🧑⚖️ Quarantine power and US law
Why is President Donald Trump just making recommendations about not gathering in groups larger than 10 people, but mayors and governors are actually taking action and shutting down restaurants, bars and other establishments? It’s all about federal vs. state powers, according to The Atlantic (note: we featured a version of this article a month ago but thought it would be relevant to update it now that many in the US are under quarantine voluntarily or by local mandate).
From the highest court in the land: Typically, the government can only hold citizens for wrongdoing or suspicion of wrongdoing. But the Supreme Court upheld America’s power to quarantine in 1824 and 1900, ruling, “from an early day the power of the States to enact and enforce quarantine laws for the safety and the protection of the health of their inhabitants … is beyond question.”
It doesn’t matter if you’re sick, either: Healthy people can be quarantined alongside the sick. And the government can also require medical exams and vaccinations (take that anti-vaxxers!).
Quarantine enforcement resides with states and localities
The Feds have jurisdiction at the borders. They can block foreigners from entry and force American citizens to enter quarantine (they cannot turn American citizens away). It’s up to state and local governments to enforce -- or disregard -- federal quarantine guidelines. Call it public health federalism.
That’s in part why Trump has been making recommendations, and San Francisco and other Bay Area municipalities are among the local governments that have acted. In San Francisco, residents are no longer allowed to leave their homes except for essential services.

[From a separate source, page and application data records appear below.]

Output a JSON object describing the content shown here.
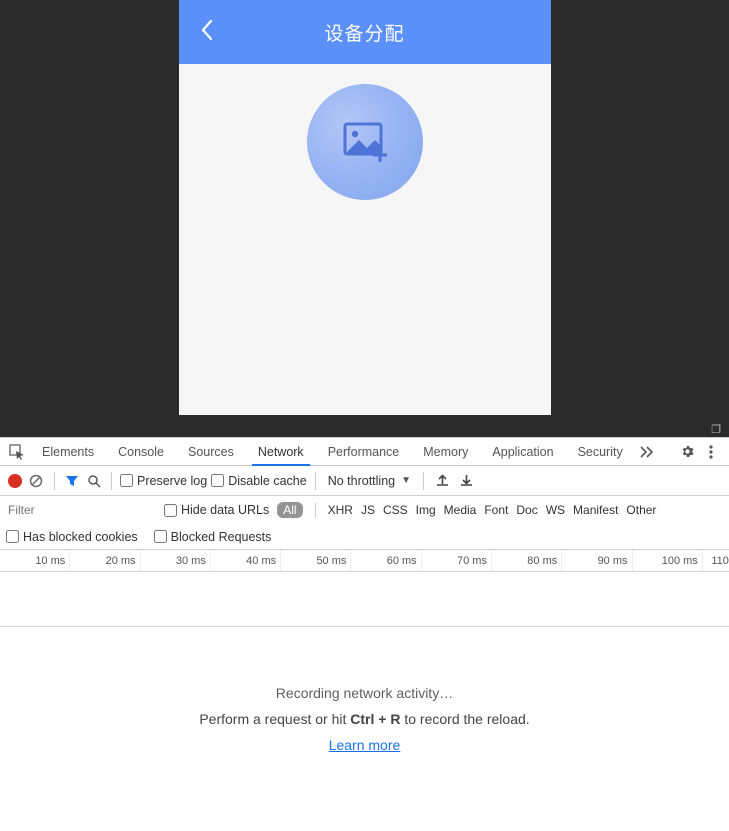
{
  "mobile": {
    "title": "设备分配"
  },
  "devtools": {
    "tabs": {
      "elements": "Elements",
      "console": "Console",
      "sources": "Sources",
      "network": "Network",
      "performance": "Performance",
      "memory": "Memory",
      "application": "Application",
      "security": "Security"
    },
    "toolbar": {
      "preserve_log": "Preserve log",
      "disable_cache": "Disable cache",
      "throttling": "No throttling"
    },
    "filter": {
      "placeholder": "Filter",
      "hide_data_urls": "Hide data URLs",
      "types": {
        "all": "All",
        "xhr": "XHR",
        "js": "JS",
        "css": "CSS",
        "img": "Img",
        "media": "Media",
        "font": "Font",
        "doc": "Doc",
        "ws": "WS",
        "manifest": "Manifest",
        "other": "Other"
      },
      "has_blocked_cookies": "Has blocked cookies",
      "blocked_requests": "Blocked Requests"
    },
    "timeline": [
      "10 ms",
      "20 ms",
      "30 ms",
      "40 ms",
      "50 ms",
      "60 ms",
      "70 ms",
      "80 ms",
      "90 ms",
      "100 ms",
      "110"
    ],
    "empty": {
      "line1": "Recording network activity…",
      "line2_pre": "Perform a request or hit ",
      "line2_key": "Ctrl + R",
      "line2_post": " to record the reload.",
      "learn_more": "Learn more"
    }
  }
}
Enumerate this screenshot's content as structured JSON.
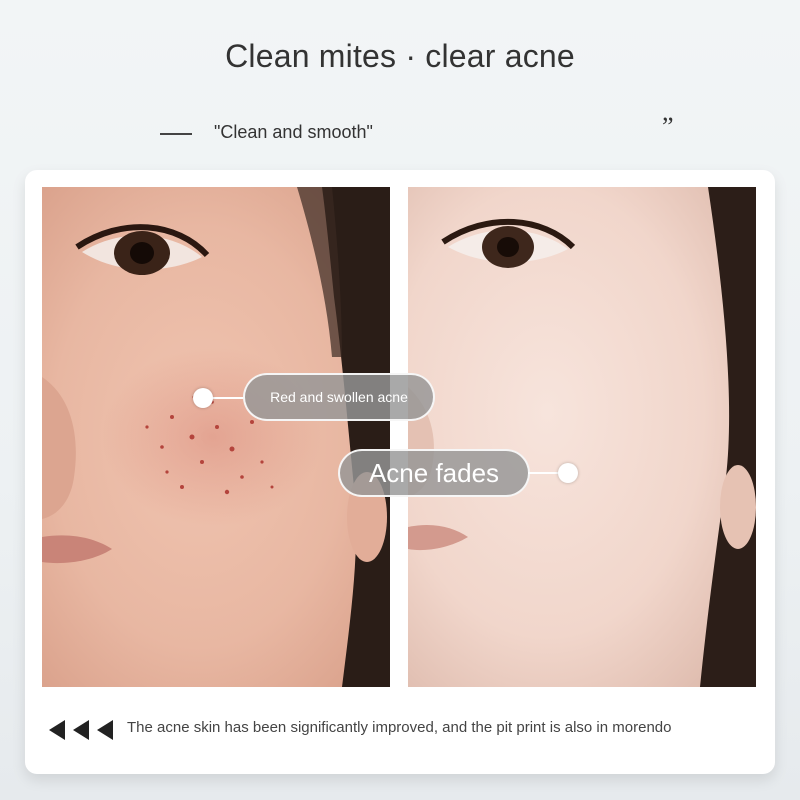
{
  "header": {
    "title": "Clean mites · clear acne",
    "subtitle": "\"Clean and smooth\"",
    "quote_mark": "”"
  },
  "labels": {
    "before_label": "Red and swollen acne",
    "after_label": "Acne fades"
  },
  "footer": {
    "caption": "The acne skin has been significantly improved, and the pit print is also in morendo",
    "arrow_icons": [
      "triangle-left-icon",
      "triangle-left-icon",
      "triangle-left-icon"
    ]
  },
  "colors": {
    "background": "#edf1f3",
    "card": "#ffffff",
    "label_bg": "#969696",
    "text": "#333333"
  }
}
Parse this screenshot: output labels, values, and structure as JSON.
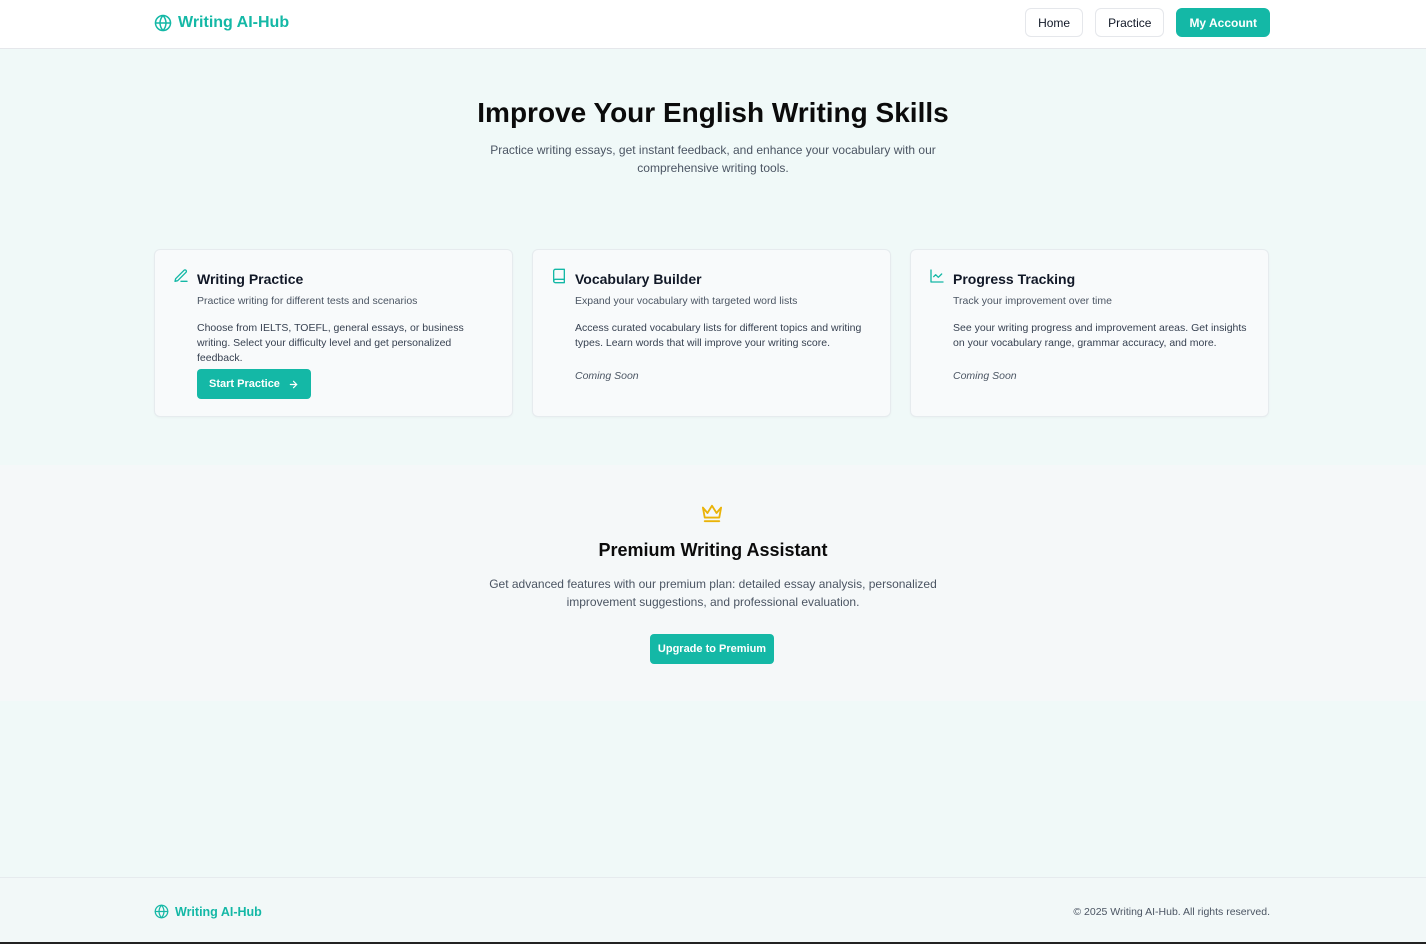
{
  "header": {
    "brand": "Writing AI-Hub",
    "nav": {
      "home": "Home",
      "practice": "Practice",
      "account": "My Account"
    }
  },
  "hero": {
    "title": "Improve Your English Writing Skills",
    "subtitle": "Practice writing essays, get instant feedback, and enhance your vocabulary with our comprehensive writing tools."
  },
  "cards": [
    {
      "icon": "pencil-icon",
      "title": "Writing Practice",
      "description": "Practice writing for different tests and scenarios",
      "body": "Choose from IELTS, TOEFL, general essays, or business writing. Select your difficulty level and get personalized feedback.",
      "button": "Start Practice"
    },
    {
      "icon": "book-icon",
      "title": "Vocabulary Builder",
      "description": "Expand your vocabulary with targeted word lists",
      "body": "Access curated vocabulary lists for different topics and writing types. Learn words that will improve your writing score.",
      "status": "Coming Soon"
    },
    {
      "icon": "line-chart-icon",
      "title": "Progress Tracking",
      "description": "Track your improvement over time",
      "body": "See your writing progress and improvement areas. Get insights on your vocabulary range, grammar accuracy, and more.",
      "status": "Coming Soon"
    }
  ],
  "premium": {
    "icon": "crown-icon",
    "title": "Premium Writing Assistant",
    "subtitle": "Get advanced features with our premium plan: detailed essay analysis, personalized improvement suggestions, and professional evaluation.",
    "button": "Upgrade to Premium"
  },
  "footer": {
    "brand": "Writing AI-Hub",
    "copyright": "© 2025 Writing AI-Hub. All rights reserved."
  },
  "colors": {
    "accent": "#14b8a6",
    "crown": "#eab308"
  }
}
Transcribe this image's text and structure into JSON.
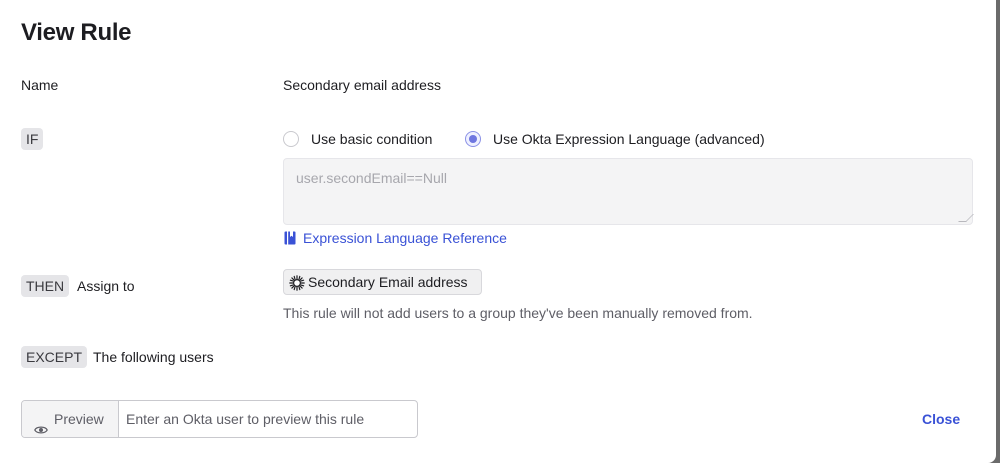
{
  "dialog": {
    "title": "View Rule",
    "name_label": "Name",
    "name_value": "Secondary email address"
  },
  "if_section": {
    "tag": "IF",
    "radio_basic_label": "Use basic condition",
    "radio_advanced_label": "Use Okta Expression Language (advanced)",
    "selected": "advanced",
    "expression_placeholder": "user.secondEmail==Null",
    "reference_link": "Expression Language Reference"
  },
  "then_section": {
    "tag": "THEN",
    "label": "Assign to",
    "group_chip": "Secondary Email address",
    "note": "This rule will not add users to a group they've been manually removed from."
  },
  "except_section": {
    "tag": "EXCEPT",
    "label": "The following users"
  },
  "footer": {
    "preview_button": "Preview",
    "preview_placeholder": "Enter an Okta user to preview this rule",
    "close_button": "Close"
  },
  "colors": {
    "accent_link": "#3a52d6",
    "radio_selected": "#6e76e0"
  }
}
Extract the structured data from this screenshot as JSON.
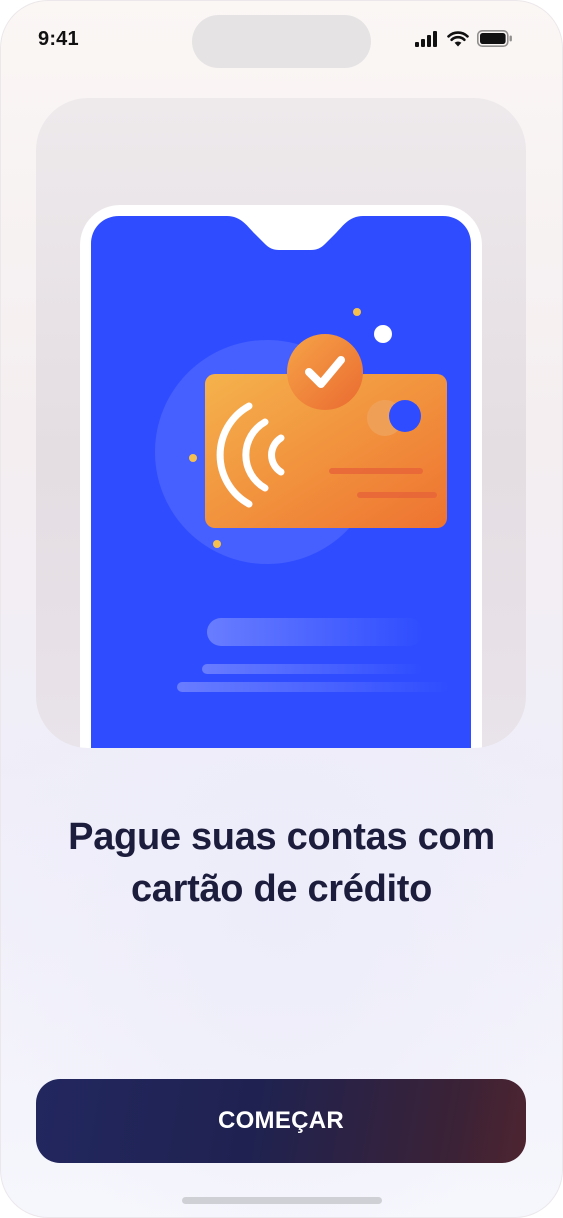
{
  "status_bar": {
    "time": "9:41",
    "icons": [
      "signal-icon",
      "wifi-icon",
      "battery-icon"
    ]
  },
  "hero": {
    "illustration": "credit-card-contactless-payment",
    "card_color_start": "#f5b24c",
    "card_color_end": "#ee7330",
    "screen_color": "#2f4dff"
  },
  "title_line1": "Pague suas contas com",
  "title_line2": "cartão de crédito",
  "cta": {
    "label": "COMEÇAR"
  },
  "colors": {
    "title": "#1c1c3d",
    "button_start": "#22275f",
    "button_end": "#4e2430"
  }
}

A federal quarantine may yet be called, but it will be up to local states and municipalities to enforce it.